··· Raw data ···

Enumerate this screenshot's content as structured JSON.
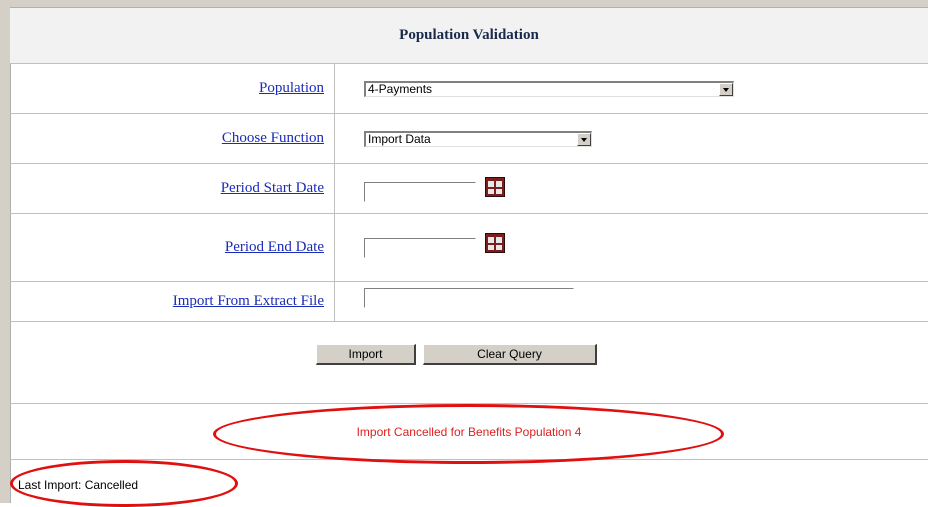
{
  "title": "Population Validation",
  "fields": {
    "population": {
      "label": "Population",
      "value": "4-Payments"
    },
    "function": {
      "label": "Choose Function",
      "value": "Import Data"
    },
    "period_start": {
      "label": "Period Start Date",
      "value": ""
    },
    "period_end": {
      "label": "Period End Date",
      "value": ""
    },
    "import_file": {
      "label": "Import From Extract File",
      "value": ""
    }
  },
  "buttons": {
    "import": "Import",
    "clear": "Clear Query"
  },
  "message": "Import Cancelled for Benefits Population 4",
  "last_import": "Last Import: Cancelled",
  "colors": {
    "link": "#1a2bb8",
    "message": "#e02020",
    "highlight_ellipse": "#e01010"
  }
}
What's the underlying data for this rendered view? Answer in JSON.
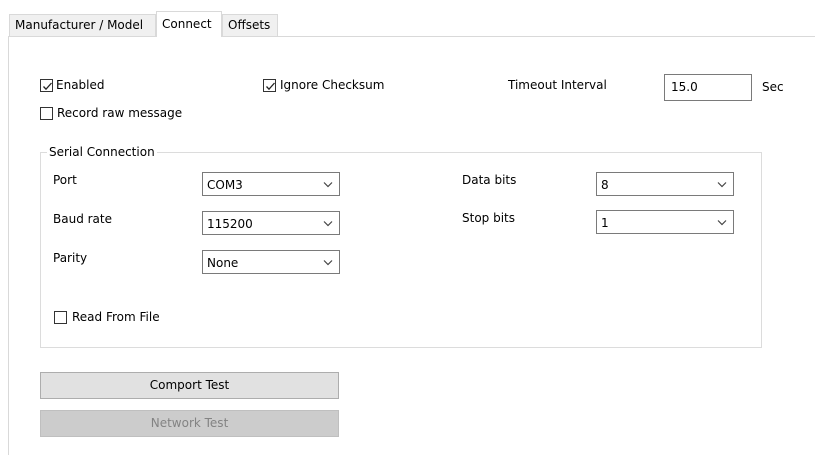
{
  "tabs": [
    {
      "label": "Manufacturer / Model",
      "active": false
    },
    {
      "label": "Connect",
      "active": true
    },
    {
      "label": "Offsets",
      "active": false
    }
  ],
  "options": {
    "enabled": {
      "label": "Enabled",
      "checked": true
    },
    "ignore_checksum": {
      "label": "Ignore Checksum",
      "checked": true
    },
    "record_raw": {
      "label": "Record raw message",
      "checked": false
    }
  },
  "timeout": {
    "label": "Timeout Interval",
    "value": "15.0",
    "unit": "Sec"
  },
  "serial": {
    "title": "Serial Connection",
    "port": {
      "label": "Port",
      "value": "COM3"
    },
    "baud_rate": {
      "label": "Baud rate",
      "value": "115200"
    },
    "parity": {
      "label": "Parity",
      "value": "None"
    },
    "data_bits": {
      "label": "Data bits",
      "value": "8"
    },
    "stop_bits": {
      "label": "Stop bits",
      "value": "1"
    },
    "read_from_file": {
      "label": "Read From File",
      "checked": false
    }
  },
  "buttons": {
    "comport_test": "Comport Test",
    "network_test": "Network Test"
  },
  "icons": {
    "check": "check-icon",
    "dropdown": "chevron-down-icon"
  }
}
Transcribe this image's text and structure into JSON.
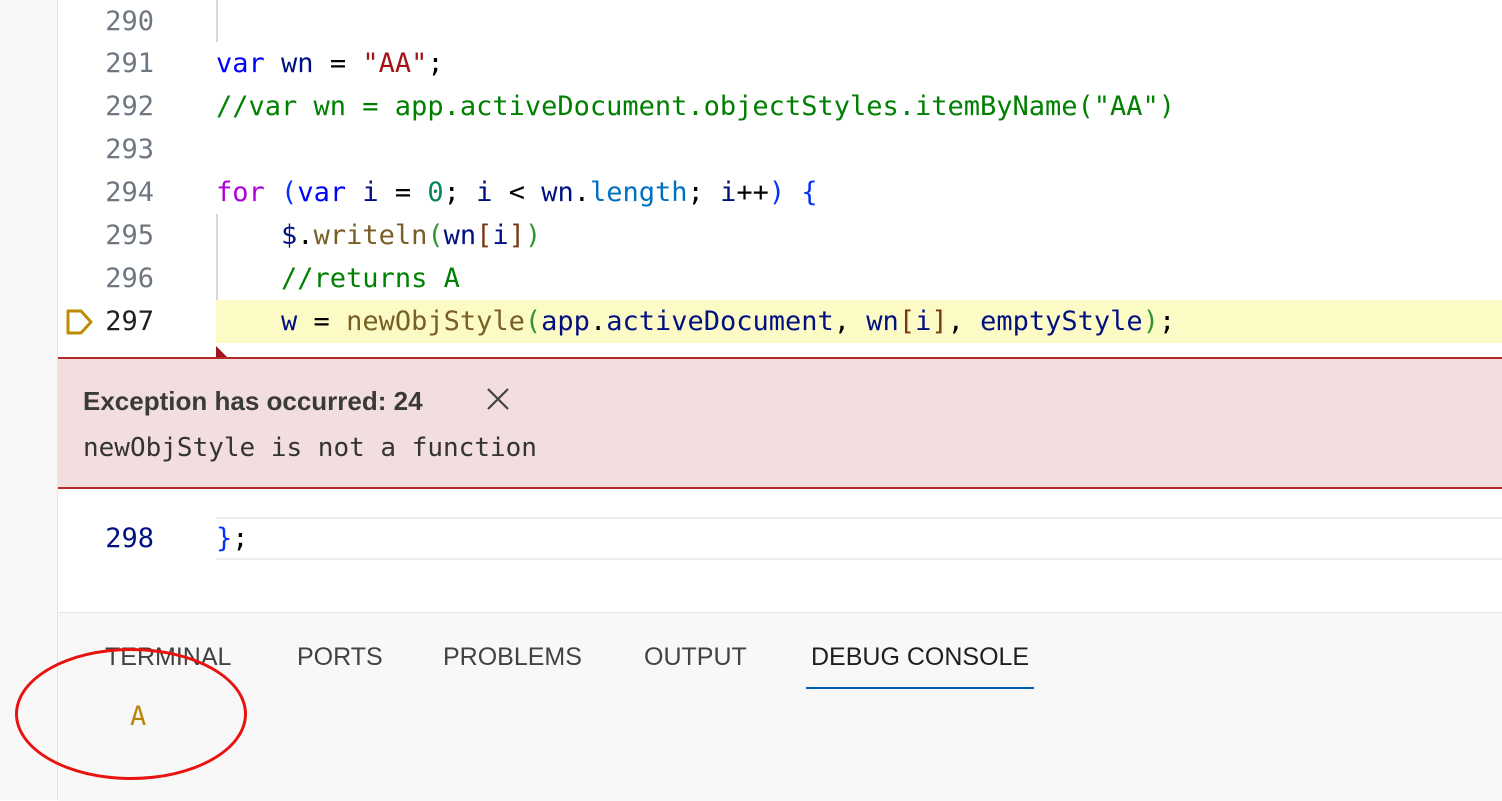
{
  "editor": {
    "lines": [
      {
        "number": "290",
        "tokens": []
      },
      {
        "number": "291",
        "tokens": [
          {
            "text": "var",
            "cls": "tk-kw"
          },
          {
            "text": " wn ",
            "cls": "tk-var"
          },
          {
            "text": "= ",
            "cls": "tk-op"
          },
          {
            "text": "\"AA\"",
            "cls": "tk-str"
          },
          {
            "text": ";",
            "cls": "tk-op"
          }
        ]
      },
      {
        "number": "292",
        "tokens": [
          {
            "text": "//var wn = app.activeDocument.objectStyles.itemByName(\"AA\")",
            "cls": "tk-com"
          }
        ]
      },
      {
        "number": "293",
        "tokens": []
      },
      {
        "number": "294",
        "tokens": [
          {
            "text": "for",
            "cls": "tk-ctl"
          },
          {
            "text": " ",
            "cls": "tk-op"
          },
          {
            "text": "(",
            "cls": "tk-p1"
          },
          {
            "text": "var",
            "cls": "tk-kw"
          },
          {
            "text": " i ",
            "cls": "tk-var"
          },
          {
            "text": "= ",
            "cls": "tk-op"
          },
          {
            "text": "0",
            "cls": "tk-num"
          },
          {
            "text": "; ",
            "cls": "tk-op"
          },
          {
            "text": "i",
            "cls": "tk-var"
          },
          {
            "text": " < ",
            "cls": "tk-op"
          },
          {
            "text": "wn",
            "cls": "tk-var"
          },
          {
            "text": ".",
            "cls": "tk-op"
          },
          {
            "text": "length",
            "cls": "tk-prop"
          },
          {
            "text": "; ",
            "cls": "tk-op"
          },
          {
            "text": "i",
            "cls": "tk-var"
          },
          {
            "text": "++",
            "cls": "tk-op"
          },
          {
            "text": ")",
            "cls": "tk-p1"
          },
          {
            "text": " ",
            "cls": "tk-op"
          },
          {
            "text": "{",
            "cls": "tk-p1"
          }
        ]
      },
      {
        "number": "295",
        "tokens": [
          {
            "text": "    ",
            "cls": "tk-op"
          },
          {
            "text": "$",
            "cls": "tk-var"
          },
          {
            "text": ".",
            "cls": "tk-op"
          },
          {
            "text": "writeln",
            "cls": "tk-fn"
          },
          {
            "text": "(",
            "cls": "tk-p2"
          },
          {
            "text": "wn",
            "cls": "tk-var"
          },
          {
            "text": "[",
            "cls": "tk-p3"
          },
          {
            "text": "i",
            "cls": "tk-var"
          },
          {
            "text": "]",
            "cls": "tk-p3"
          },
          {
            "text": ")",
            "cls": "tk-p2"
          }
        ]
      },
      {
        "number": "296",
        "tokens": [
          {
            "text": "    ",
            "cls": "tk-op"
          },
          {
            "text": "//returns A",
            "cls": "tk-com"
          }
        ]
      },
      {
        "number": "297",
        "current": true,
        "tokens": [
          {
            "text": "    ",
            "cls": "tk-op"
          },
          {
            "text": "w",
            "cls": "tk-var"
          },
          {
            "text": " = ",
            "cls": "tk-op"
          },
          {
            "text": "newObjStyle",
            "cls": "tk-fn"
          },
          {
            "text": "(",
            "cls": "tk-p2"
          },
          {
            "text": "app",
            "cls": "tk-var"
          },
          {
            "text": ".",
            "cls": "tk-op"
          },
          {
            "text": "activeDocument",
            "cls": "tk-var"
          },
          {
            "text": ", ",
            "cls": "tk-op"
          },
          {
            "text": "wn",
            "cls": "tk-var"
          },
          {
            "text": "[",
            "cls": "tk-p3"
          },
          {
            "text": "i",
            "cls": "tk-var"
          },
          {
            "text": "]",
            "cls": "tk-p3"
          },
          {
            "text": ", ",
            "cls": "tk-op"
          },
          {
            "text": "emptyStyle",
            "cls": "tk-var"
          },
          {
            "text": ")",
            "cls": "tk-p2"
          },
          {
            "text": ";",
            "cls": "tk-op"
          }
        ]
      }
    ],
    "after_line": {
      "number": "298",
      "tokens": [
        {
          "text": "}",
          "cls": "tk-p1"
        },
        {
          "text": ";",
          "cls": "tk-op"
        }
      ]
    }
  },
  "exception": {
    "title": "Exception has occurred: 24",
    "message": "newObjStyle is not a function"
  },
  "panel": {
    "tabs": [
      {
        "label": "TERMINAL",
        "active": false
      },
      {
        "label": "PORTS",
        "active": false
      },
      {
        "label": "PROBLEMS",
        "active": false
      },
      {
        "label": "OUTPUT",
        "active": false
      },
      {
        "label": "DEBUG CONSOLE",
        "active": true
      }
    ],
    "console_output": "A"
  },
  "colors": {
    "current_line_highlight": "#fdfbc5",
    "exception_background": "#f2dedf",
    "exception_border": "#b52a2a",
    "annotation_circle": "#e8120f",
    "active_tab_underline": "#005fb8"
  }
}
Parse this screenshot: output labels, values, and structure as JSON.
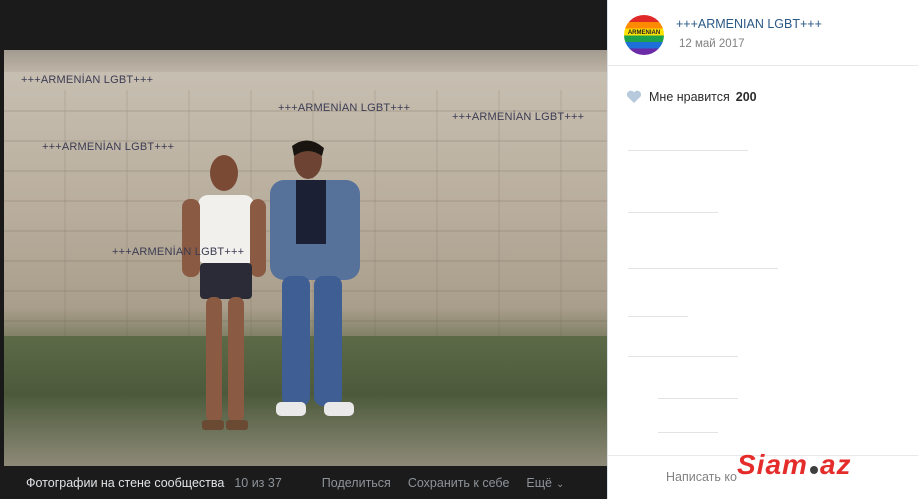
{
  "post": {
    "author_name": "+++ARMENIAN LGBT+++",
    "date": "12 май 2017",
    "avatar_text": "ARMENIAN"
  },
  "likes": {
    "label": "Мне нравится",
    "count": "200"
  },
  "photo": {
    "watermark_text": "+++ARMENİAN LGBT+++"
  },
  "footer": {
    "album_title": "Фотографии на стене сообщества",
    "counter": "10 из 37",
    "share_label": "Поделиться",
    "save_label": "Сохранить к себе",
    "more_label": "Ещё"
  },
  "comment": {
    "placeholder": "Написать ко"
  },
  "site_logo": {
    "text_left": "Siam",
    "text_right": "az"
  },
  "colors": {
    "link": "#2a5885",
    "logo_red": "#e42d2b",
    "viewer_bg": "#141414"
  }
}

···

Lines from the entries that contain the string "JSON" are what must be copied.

### Answer to this problem
Enumerate this screenshot's content as structured JSON.
What's the underlying data for this rendered view? Answer in JSON.
Transcribe this image's text and structure into JSON.
Parse this screenshot: output labels, values, and structure as JSON.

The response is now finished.